• **EXERCISE DIRECTIONS**: Here are some entries; quote each one exactly.

(RECORDS PROVIDED begins)

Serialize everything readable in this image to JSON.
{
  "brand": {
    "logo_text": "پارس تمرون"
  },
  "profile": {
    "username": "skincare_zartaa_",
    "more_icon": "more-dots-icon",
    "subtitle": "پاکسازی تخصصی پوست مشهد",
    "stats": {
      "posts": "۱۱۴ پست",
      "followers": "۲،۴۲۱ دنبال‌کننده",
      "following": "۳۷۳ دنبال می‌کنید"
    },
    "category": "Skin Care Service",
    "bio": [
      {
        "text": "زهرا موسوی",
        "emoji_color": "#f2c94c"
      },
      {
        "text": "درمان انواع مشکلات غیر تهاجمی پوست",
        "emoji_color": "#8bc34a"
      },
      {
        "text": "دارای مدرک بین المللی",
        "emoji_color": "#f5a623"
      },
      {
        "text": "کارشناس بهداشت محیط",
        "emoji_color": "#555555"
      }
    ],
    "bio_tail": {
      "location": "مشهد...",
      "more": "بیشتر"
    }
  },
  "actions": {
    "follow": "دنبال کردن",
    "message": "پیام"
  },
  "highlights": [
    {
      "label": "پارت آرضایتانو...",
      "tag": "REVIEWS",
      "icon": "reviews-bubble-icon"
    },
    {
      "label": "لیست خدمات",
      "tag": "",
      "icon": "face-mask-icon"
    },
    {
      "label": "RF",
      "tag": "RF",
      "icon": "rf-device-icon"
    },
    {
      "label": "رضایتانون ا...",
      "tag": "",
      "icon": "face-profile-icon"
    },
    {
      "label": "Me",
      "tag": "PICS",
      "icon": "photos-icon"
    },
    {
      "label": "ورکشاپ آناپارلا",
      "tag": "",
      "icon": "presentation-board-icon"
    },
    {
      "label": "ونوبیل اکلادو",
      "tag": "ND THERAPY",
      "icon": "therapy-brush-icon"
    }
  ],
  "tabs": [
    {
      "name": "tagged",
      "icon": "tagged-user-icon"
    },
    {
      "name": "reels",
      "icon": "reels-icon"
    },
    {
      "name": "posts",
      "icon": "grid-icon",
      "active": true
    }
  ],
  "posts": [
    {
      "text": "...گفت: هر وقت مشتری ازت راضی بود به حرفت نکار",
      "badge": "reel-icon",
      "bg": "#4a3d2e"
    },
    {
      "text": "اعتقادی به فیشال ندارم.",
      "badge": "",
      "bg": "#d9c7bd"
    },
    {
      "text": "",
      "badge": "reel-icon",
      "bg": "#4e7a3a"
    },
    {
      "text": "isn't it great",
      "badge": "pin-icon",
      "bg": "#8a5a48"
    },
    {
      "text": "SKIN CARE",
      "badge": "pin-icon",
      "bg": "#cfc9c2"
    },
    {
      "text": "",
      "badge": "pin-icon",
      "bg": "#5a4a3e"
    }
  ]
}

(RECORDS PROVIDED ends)

• **OUTPUT FOR THIS TASK**:
Serialize everything readable in this image to JSON.
{
  "brand": {
    "logo_text": "پارس تمرون"
  },
  "profile": {
    "username": "skincare_zartaa_",
    "more_icon": "more-dots-icon",
    "subtitle": "پاکسازی تخصصی پوست مشهد",
    "stats": {
      "posts": "۱۱۴ پست",
      "followers": "۲،۴۲۱ دنبال‌کننده",
      "following": "۳۷۳ دنبال می‌کنید"
    },
    "category": "Skin Care Service",
    "bio": [
      {
        "text": "زهرا موسوی",
        "emoji_color": "#f2c94c"
      },
      {
        "text": "درمان انواع مشکلات غیر تهاجمی پوست",
        "emoji_color": "#8bc34a"
      },
      {
        "text": "دارای مدرک بین المللی",
        "emoji_color": "#f5a623"
      },
      {
        "text": "کارشناس بهداشت محیط",
        "emoji_color": "#555555"
      }
    ],
    "bio_tail": {
      "location": "مشهد...",
      "more": "بیشتر"
    }
  },
  "actions": {
    "follow": "دنبال کردن",
    "message": "پیام"
  },
  "highlights": [
    {
      "label": "پارت آرضایتانو...",
      "tag": "REVIEWS",
      "icon": "reviews-bubble-icon"
    },
    {
      "label": "لیست خدمات",
      "tag": "",
      "icon": "face-mask-icon"
    },
    {
      "label": "RF",
      "tag": "RF",
      "icon": "rf-device-icon"
    },
    {
      "label": "رضایتانون ا...",
      "tag": "",
      "icon": "face-profile-icon"
    },
    {
      "label": "Me",
      "tag": "PICS",
      "icon": "photos-icon"
    },
    {
      "label": "ورکشاپ آناپارلا",
      "tag": "",
      "icon": "presentation-board-icon"
    },
    {
      "label": "ونوبیل اکلادو",
      "tag": "ND THERAPY",
      "icon": "therapy-brush-icon"
    }
  ],
  "tabs": [
    {
      "name": "tagged",
      "icon": "tagged-user-icon"
    },
    {
      "name": "reels",
      "icon": "reels-icon"
    },
    {
      "name": "posts",
      "icon": "grid-icon",
      "active": true
    }
  ],
  "posts": [
    {
      "text": "...گفت: هر وقت مشتری ازت راضی بود به حرفت نکار",
      "badge": "reel-icon",
      "bg": "#4a3d2e"
    },
    {
      "text": "اعتقادی به فیشال ندارم.",
      "badge": "",
      "bg": "#d9c7bd"
    },
    {
      "text": "",
      "badge": "reel-icon",
      "bg": "#4e7a3a"
    },
    {
      "text": "isn't it great",
      "badge": "pin-icon",
      "bg": "#8a5a48"
    },
    {
      "text": "SKIN CARE",
      "badge": "pin-icon",
      "bg": "#cfc9c2"
    },
    {
      "text": "",
      "badge": "pin-icon",
      "bg": "#5a4a3e"
    }
  ]
}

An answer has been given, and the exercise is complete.